*TASK INSTRUCTIONS*: This exercise calls for retyping every line below exactly, with the images omitted.
Segment Start: WORKING DATA
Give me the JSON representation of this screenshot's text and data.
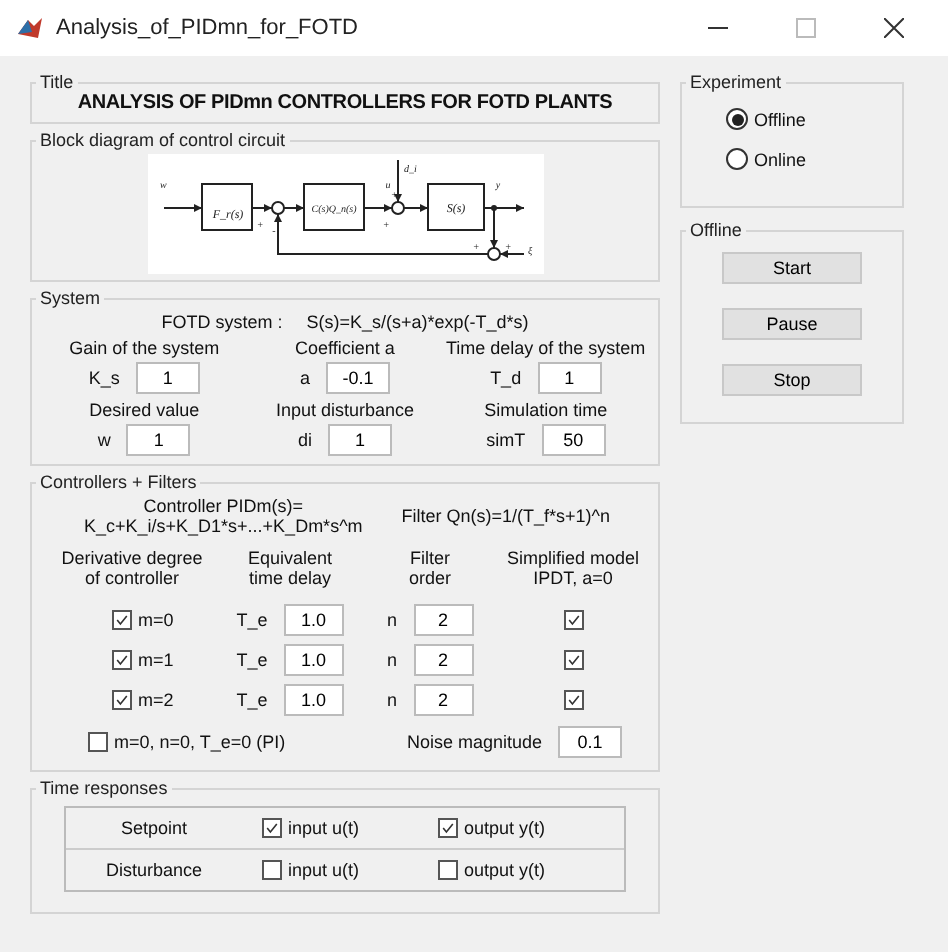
{
  "window": {
    "title": "Analysis_of_PIDmn_for_FOTD"
  },
  "title_panel": {
    "legend": "Title",
    "text": "ANALYSIS OF PIDmn CONTROLLERS FOR FOTD PLANTS"
  },
  "diagram_panel": {
    "legend": "Block diagram of control circuit",
    "labels": [
      "w",
      "F_r(s)",
      "C(s)Q_n(s)",
      "u",
      "d_i",
      "S(s)",
      "y",
      "ξ",
      "+",
      "-",
      "+",
      "+",
      "+",
      "+"
    ]
  },
  "system": {
    "legend": "System",
    "formula_label": "FOTD system :",
    "formula": "S(s)=K_s/(s+a)*exp(-T_d*s)",
    "params": [
      {
        "heading": "Gain of the system",
        "symbol": "K_s",
        "value": "1"
      },
      {
        "heading": "Coefficient a",
        "symbol": "a",
        "value": "-0.1"
      },
      {
        "heading": "Time delay of the system",
        "symbol": "T_d",
        "value": "1"
      },
      {
        "heading": "Desired value",
        "symbol": "w",
        "value": "1"
      },
      {
        "heading": "Input disturbance",
        "symbol": "di",
        "value": "1"
      },
      {
        "heading": "Simulation time",
        "symbol": "simT",
        "value": "50"
      }
    ]
  },
  "controllers": {
    "legend": "Controllers + Filters",
    "controller_formula": [
      "Controller PIDm(s)=",
      "K_c+K_i/s+K_D1*s+...+K_Dm*s^m"
    ],
    "filter_formula": "Filter Qn(s)=1/(T_f*s+1)^n",
    "headings": [
      [
        "Derivative degree",
        "of controller"
      ],
      [
        "Equivalent",
        "time delay"
      ],
      [
        "Filter",
        "order"
      ],
      [
        "Simplified model",
        "IPDT, a=0"
      ]
    ],
    "rows": [
      {
        "label": "m=0",
        "checked": true,
        "te_label": "T_e",
        "te": "1.0",
        "n_label": "n",
        "n": "2",
        "ipdt_checked": true
      },
      {
        "label": "m=1",
        "checked": true,
        "te_label": "T_e",
        "te": "1.0",
        "n_label": "n",
        "n": "2",
        "ipdt_checked": true
      },
      {
        "label": "m=2",
        "checked": true,
        "te_label": "T_e",
        "te": "1.0",
        "n_label": "n",
        "n": "2",
        "ipdt_checked": true
      }
    ],
    "pi_option": {
      "label": "m=0, n=0, T_e=0 (PI)",
      "checked": false
    },
    "noise": {
      "label": "Noise magnitude",
      "value": "0.1"
    }
  },
  "time_responses": {
    "legend": "Time responses",
    "rows": [
      {
        "label": "Setpoint",
        "input": {
          "label": "input u(t)",
          "checked": true
        },
        "output": {
          "label": "output y(t)",
          "checked": true
        }
      },
      {
        "label": "Disturbance",
        "input": {
          "label": "input u(t)",
          "checked": false
        },
        "output": {
          "label": "output y(t)",
          "checked": false
        }
      }
    ]
  },
  "experiment": {
    "legend": "Experiment",
    "options": [
      {
        "label": "Offline",
        "selected": true
      },
      {
        "label": "Online",
        "selected": false
      }
    ]
  },
  "offline": {
    "legend": "Offline",
    "buttons": [
      "Start",
      "Pause",
      "Stop"
    ]
  }
}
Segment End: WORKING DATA
*TASK RESPONSE*:
Give me the JSON representation of this screenshot's text and data.
{
  "window": {
    "title": "Analysis_of_PIDmn_for_FOTD"
  },
  "title_panel": {
    "legend": "Title",
    "text": "ANALYSIS OF PIDmn CONTROLLERS FOR FOTD PLANTS"
  },
  "diagram_panel": {
    "legend": "Block diagram of control circuit",
    "labels": [
      "w",
      "F_r(s)",
      "C(s)Q_n(s)",
      "u",
      "d_i",
      "S(s)",
      "y",
      "ξ",
      "+",
      "-",
      "+",
      "+",
      "+",
      "+"
    ]
  },
  "system": {
    "legend": "System",
    "formula_label": "FOTD system :",
    "formula": "S(s)=K_s/(s+a)*exp(-T_d*s)",
    "params": [
      {
        "heading": "Gain of the system",
        "symbol": "K_s",
        "value": "1"
      },
      {
        "heading": "Coefficient a",
        "symbol": "a",
        "value": "-0.1"
      },
      {
        "heading": "Time delay of the system",
        "symbol": "T_d",
        "value": "1"
      },
      {
        "heading": "Desired value",
        "symbol": "w",
        "value": "1"
      },
      {
        "heading": "Input disturbance",
        "symbol": "di",
        "value": "1"
      },
      {
        "heading": "Simulation time",
        "symbol": "simT",
        "value": "50"
      }
    ]
  },
  "controllers": {
    "legend": "Controllers + Filters",
    "controller_formula": [
      "Controller PIDm(s)=",
      "K_c+K_i/s+K_D1*s+...+K_Dm*s^m"
    ],
    "filter_formula": "Filter Qn(s)=1/(T_f*s+1)^n",
    "headings": [
      [
        "Derivative degree",
        "of controller"
      ],
      [
        "Equivalent",
        "time delay"
      ],
      [
        "Filter",
        "order"
      ],
      [
        "Simplified model",
        "IPDT, a=0"
      ]
    ],
    "rows": [
      {
        "label": "m=0",
        "checked": true,
        "te_label": "T_e",
        "te": "1.0",
        "n_label": "n",
        "n": "2",
        "ipdt_checked": true
      },
      {
        "label": "m=1",
        "checked": true,
        "te_label": "T_e",
        "te": "1.0",
        "n_label": "n",
        "n": "2",
        "ipdt_checked": true
      },
      {
        "label": "m=2",
        "checked": true,
        "te_label": "T_e",
        "te": "1.0",
        "n_label": "n",
        "n": "2",
        "ipdt_checked": true
      }
    ],
    "pi_option": {
      "label": "m=0, n=0, T_e=0 (PI)",
      "checked": false
    },
    "noise": {
      "label": "Noise magnitude",
      "value": "0.1"
    }
  },
  "time_responses": {
    "legend": "Time responses",
    "rows": [
      {
        "label": "Setpoint",
        "input": {
          "label": "input u(t)",
          "checked": true
        },
        "output": {
          "label": "output y(t)",
          "checked": true
        }
      },
      {
        "label": "Disturbance",
        "input": {
          "label": "input u(t)",
          "checked": false
        },
        "output": {
          "label": "output y(t)",
          "checked": false
        }
      }
    ]
  },
  "experiment": {
    "legend": "Experiment",
    "options": [
      {
        "label": "Offline",
        "selected": true
      },
      {
        "label": "Online",
        "selected": false
      }
    ]
  },
  "offline": {
    "legend": "Offline",
    "buttons": [
      "Start",
      "Pause",
      "Stop"
    ]
  }
}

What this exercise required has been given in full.